Print the full listing exactly.

....................

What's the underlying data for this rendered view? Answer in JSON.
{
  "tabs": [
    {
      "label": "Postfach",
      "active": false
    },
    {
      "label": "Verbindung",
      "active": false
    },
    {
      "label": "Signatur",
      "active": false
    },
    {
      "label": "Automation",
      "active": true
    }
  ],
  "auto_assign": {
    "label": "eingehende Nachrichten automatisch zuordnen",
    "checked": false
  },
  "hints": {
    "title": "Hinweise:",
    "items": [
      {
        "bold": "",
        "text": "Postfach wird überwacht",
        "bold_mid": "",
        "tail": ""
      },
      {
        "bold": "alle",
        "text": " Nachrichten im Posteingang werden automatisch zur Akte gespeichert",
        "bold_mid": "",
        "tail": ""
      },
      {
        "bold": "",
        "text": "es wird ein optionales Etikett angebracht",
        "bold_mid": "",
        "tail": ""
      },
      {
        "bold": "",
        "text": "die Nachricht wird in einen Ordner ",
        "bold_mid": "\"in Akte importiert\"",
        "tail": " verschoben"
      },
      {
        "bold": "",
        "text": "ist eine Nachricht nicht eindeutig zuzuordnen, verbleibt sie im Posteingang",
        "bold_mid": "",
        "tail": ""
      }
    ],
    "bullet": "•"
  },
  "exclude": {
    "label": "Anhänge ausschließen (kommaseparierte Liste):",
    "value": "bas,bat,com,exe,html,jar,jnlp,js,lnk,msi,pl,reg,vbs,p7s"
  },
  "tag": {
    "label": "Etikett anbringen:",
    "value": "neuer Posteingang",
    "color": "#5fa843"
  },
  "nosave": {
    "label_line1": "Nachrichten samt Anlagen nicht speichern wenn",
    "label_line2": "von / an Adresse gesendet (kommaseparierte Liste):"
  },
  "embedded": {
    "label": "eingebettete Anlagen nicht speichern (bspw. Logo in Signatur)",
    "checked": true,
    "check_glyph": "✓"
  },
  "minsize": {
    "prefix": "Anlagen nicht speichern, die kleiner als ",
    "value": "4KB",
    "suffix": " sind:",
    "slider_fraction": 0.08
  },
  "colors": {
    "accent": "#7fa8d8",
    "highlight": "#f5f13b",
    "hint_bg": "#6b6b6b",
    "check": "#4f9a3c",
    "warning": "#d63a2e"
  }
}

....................

**Result of this exercise**
What's the underlying data for this rendered view? Answer in JSON.
{
  "tabs": [
    {
      "label": "Postfach",
      "active": false
    },
    {
      "label": "Verbindung",
      "active": false
    },
    {
      "label": "Signatur",
      "active": false
    },
    {
      "label": "Automation",
      "active": true
    }
  ],
  "auto_assign": {
    "label": "eingehende Nachrichten automatisch zuordnen",
    "checked": false
  },
  "hints": {
    "title": "Hinweise:",
    "items": [
      {
        "bold": "",
        "text": "Postfach wird überwacht",
        "bold_mid": "",
        "tail": ""
      },
      {
        "bold": "alle",
        "text": " Nachrichten im Posteingang werden automatisch zur Akte gespeichert",
        "bold_mid": "",
        "tail": ""
      },
      {
        "bold": "",
        "text": "es wird ein optionales Etikett angebracht",
        "bold_mid": "",
        "tail": ""
      },
      {
        "bold": "",
        "text": "die Nachricht wird in einen Ordner ",
        "bold_mid": "\"in Akte importiert\"",
        "tail": " verschoben"
      },
      {
        "bold": "",
        "text": "ist eine Nachricht nicht eindeutig zuzuordnen, verbleibt sie im Posteingang",
        "bold_mid": "",
        "tail": ""
      }
    ],
    "bullet": "•"
  },
  "exclude": {
    "label": "Anhänge ausschließen (kommaseparierte Liste):",
    "value": "bas,bat,com,exe,html,jar,jnlp,js,lnk,msi,pl,reg,vbs,p7s"
  },
  "tag": {
    "label": "Etikett anbringen:",
    "value": "neuer Posteingang",
    "color": "#5fa843"
  },
  "nosave": {
    "label_line1": "Nachrichten samt Anlagen nicht speichern wenn",
    "label_line2": "von / an Adresse gesendet (kommaseparierte Liste):"
  },
  "embedded": {
    "label": "eingebettete Anlagen nicht speichern (bspw. Logo in Signatur)",
    "checked": true,
    "check_glyph": "✓"
  },
  "minsize": {
    "prefix": "Anlagen nicht speichern, die kleiner als ",
    "value": "4KB",
    "suffix": " sind:",
    "slider_fraction": 0.08
  },
  "colors": {
    "accent": "#7fa8d8",
    "highlight": "#f5f13b",
    "hint_bg": "#6b6b6b",
    "check": "#4f9a3c",
    "warning": "#d63a2e"
  }
}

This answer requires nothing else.